§ THE DATA
<<<<

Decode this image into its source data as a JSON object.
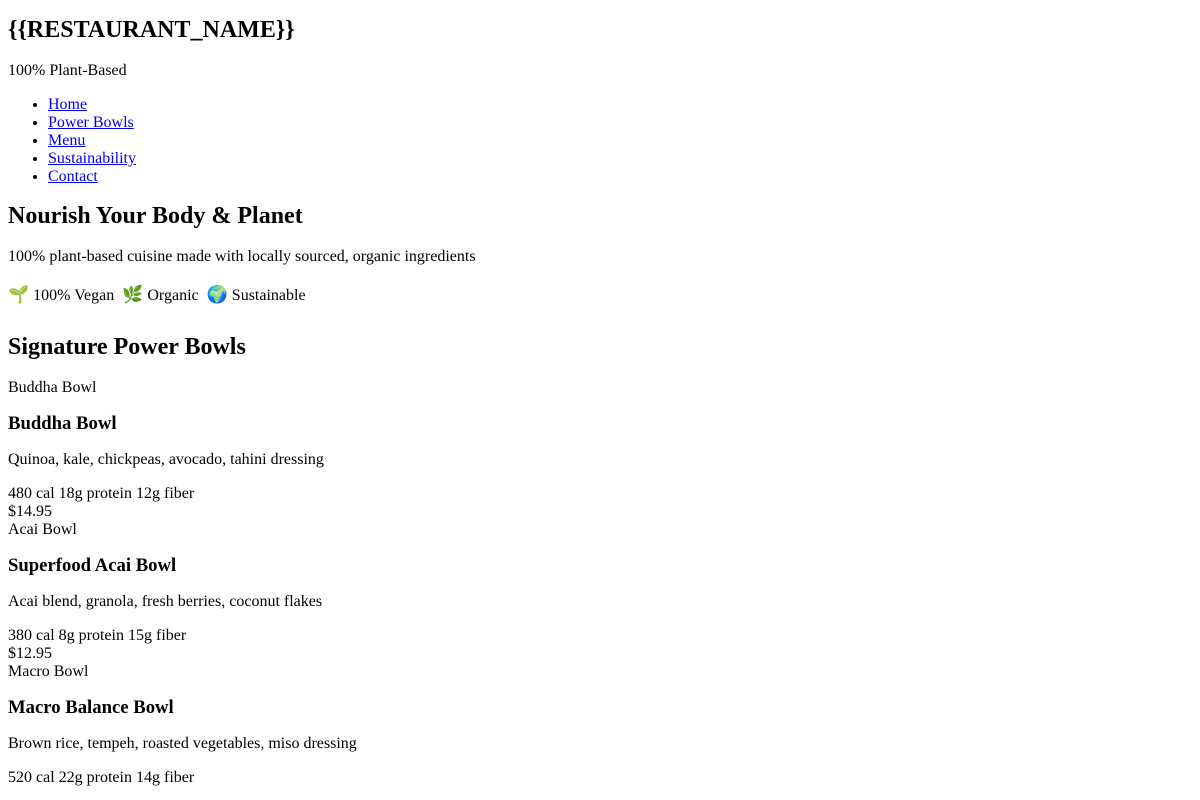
{
  "header": {
    "restaurant_name": "{{RESTAURANT_NAME}}",
    "tagline": "100% Plant-Based"
  },
  "nav": {
    "items": [
      {
        "label": "Home"
      },
      {
        "label": "Power Bowls"
      },
      {
        "label": "Menu"
      },
      {
        "label": "Sustainability"
      },
      {
        "label": "Contact"
      }
    ]
  },
  "hero": {
    "title": "Nourish Your Body & Planet",
    "subtitle": "100% plant-based cuisine made with locally sourced, organic ingredients",
    "badges": [
      {
        "icon": "seedling-icon",
        "glyph": "🌱",
        "label": "100% Vegan"
      },
      {
        "icon": "herb-icon",
        "glyph": "🌿",
        "label": "Organic"
      },
      {
        "icon": "globe-icon",
        "glyph": "🌍",
        "label": "Sustainable"
      }
    ]
  },
  "bowls_section": {
    "title": "Signature Power Bowls",
    "bowls": [
      {
        "image_alt": "Buddha Bowl",
        "name": "Buddha Bowl",
        "description": "Quinoa, kale, chickpeas, avocado, tahini dressing",
        "calories": "480 cal",
        "protein": "18g protein",
        "fiber": "12g fiber",
        "price": "$14.95"
      },
      {
        "image_alt": "Acai Bowl",
        "name": "Superfood Acai Bowl",
        "description": "Acai blend, granola, fresh berries, coconut flakes",
        "calories": "380 cal",
        "protein": "8g protein",
        "fiber": "15g fiber",
        "price": "$12.95"
      },
      {
        "image_alt": "Macro Bowl",
        "name": "Macro Balance Bowl",
        "description": "Brown rice, tempeh, roasted vegetables, miso dressing",
        "calories": "520 cal",
        "protein": "22g protein",
        "fiber": "14g fiber",
        "price": ""
      }
    ]
  }
}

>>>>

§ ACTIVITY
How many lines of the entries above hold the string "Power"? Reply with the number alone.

§ SOLUTION
2